You do have to be careful not to go overboard, though. I hate arriving to several days before shopping day and finding we're out of food. And I've had to stop my husband from starving himself in favor of the budget ... he will say "Oh, the meat is for you and the kids, I will just eat potatoes." But if we can't afford to feed nourishing food to all the members of the family, it's time to cut some other bill. Nutrition is non-optional.

Julia said...

Seraphic! You will be gratified to know that your phrase "rooted in reality" has taken root in my brain. Just the other day I was at my friend's place and we were bemoaning the life/relationship choices of a woman we know. "But it's just not rooted in reality!" actually escaped my lips.

Last night I struggled to fall asleep because of worrying about money and the future. I'm very responsible with it. I have no extravagances (no coffee for me) and I write down every cent I spend, but life is just expensive. I've managed to save a lot though, which I'm very happy about. I do find it fun, actually. I like to know the interest rates on all my accounts. (It occurs to me that I'm JUST LIKE MY MOTHER.)

I used to do the calorie-count thing, and then I became underweight and I realised that it just wasn't sustainable or smart to live like that. When you're counting calories, the aim is not supposed to be to get to zero, but that's sort of almost what it did become for me. For that reason, I'm unlikely to ever try the calorie-count thing again.

Woodbine, yeah, I was like that with university transcripts as well. In a sense it definitely paid off, as I managed to get a serious scholarship for my Masters, but I did also burn out

Anonymous said...

Julia, I also become anxious over finances. It's strange because like you, I save a lot and am very responsible with my spending. I think for me it's the reality of being a single woman and not having another income to rely on if I lost my job.

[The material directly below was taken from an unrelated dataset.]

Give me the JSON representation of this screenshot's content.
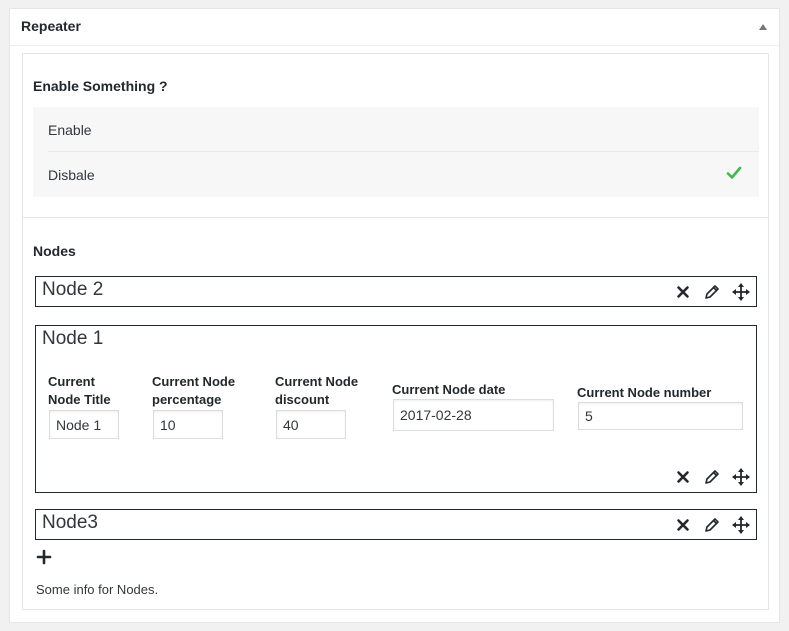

On the bright side, my savings make me feel more secure and happy.

Silent Jen

Seraphic said...

Silent Juen,I think it is natural to be at least a bit anxious over finances! And married women who think, "Oh well, I'm married, so everything will always be okay" may NOT be rooted in reality! When a man or woman marries, he or she is no longer in total control of his or her finances, and indeed finances are apparently a major theme of spousal squabbles.

Congrats, Woodbine! Sheila, I'm touched by your husband offering to go without. Julia, I'm delighting that you are preaching the gospel of being rooted in reality!

Julia said...

Seraphic, I said it without even thinking about it! And the more I think about it as a concept, the more I realise how many people are actually profoundly NOT rooted in reality about any number of things.

And about finances, I hear scary stories about women ending up widowed and having NO IDEA about their financial situations because their husbands always looked after that side of things. There's nothing wrong with the husband being the main financial decision-maker, but a woman risking winding up being a financially-clueless widow because she never bothered to find anything out strikes me as very not rooted in reality.